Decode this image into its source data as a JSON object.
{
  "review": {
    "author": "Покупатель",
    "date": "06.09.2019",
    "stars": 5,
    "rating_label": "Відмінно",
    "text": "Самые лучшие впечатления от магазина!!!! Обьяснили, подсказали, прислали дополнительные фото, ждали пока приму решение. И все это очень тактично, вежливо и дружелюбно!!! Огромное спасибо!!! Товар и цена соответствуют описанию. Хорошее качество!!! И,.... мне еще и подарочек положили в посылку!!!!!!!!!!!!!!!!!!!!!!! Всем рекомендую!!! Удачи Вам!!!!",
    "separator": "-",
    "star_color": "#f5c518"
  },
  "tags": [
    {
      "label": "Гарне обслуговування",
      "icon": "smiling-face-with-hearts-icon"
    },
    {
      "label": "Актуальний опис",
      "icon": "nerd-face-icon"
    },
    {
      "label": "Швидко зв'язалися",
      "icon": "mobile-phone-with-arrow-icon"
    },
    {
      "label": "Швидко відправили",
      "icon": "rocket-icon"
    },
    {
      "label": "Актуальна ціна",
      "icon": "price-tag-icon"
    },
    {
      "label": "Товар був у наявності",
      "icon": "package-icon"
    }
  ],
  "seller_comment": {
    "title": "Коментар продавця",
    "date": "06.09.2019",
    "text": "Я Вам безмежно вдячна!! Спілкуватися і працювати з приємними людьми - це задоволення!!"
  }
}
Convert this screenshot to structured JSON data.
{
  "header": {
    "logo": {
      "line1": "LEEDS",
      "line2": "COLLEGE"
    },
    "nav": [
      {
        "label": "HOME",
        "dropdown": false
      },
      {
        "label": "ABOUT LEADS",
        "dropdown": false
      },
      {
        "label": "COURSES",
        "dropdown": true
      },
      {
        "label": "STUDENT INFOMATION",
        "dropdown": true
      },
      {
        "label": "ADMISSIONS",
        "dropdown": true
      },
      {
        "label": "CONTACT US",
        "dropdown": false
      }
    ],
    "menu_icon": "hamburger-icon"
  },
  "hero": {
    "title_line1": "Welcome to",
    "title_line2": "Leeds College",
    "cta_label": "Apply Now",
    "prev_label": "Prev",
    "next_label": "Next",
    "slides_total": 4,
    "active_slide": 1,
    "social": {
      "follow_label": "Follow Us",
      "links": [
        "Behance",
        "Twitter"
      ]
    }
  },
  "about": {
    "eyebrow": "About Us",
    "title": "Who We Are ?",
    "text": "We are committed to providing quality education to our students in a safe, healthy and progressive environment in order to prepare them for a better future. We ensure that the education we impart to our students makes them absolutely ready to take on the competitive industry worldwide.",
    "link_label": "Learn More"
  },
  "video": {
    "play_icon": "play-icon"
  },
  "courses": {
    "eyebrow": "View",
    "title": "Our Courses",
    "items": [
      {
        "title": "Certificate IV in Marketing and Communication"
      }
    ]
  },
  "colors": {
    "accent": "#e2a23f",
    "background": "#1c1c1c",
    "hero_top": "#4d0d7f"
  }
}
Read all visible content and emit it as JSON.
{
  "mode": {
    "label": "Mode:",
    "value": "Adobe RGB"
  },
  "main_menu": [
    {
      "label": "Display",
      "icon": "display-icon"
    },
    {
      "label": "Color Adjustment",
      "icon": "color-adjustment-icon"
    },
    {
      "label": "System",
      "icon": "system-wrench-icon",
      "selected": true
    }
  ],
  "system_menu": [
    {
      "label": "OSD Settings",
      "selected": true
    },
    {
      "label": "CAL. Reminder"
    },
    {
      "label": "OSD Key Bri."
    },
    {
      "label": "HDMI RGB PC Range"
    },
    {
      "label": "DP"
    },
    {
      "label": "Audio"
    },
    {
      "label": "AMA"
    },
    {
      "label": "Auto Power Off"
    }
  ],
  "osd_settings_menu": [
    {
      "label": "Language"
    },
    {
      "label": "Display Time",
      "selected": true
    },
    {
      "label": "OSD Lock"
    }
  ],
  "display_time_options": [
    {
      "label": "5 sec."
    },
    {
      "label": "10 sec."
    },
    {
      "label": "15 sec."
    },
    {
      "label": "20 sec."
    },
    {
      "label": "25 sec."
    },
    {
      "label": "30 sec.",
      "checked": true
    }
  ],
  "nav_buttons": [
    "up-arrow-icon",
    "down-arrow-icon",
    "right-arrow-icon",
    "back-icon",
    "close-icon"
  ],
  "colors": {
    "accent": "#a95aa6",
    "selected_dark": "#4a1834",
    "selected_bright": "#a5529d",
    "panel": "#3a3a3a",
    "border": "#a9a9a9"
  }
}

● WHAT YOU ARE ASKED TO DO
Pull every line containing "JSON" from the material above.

● EXERCISE ANSWER
Decode this image into its source data as a JSON object.
Convert this screenshot to structured JSON data.
Read all visible content and emit it as JSON.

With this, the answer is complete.